# What is expected
Restate the data below word for word. Skip any images it contains.
»»
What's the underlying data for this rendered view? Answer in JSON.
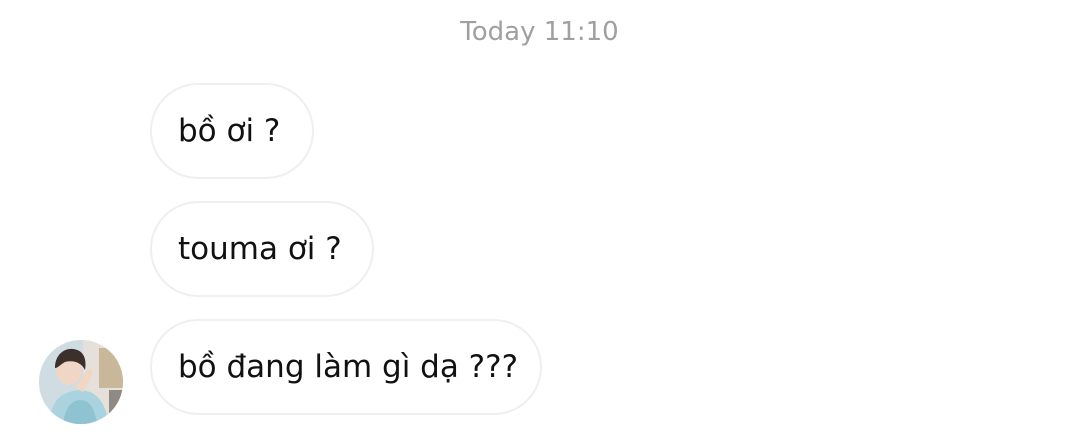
{
  "chat": {
    "timestamp": "Today 11:10",
    "messages": [
      {
        "text": "bồ ơi ?"
      },
      {
        "text": "touma ơi ?"
      },
      {
        "text": "bồ đang làm gì dạ ???"
      }
    ],
    "sender_avatar": {
      "icon": "user-avatar-photo"
    }
  },
  "colors": {
    "background": "#ffffff",
    "bubble_border": "#efefef",
    "timestamp_text": "#a0a0a0",
    "message_text": "#111111"
  }
}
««
# Response to this task
What's the underlying data for this rendered view? Answer in JSON.
{
  "chat": {
    "timestamp": "Today 11:10",
    "messages": [
      {
        "text": "bồ ơi ?"
      },
      {
        "text": "touma ơi ?"
      },
      {
        "text": "bồ đang làm gì dạ ???"
      }
    ],
    "sender_avatar": {
      "icon": "user-avatar-photo"
    }
  },
  "colors": {
    "background": "#ffffff",
    "bubble_border": "#efefef",
    "timestamp_text": "#a0a0a0",
    "message_text": "#111111"
  }
}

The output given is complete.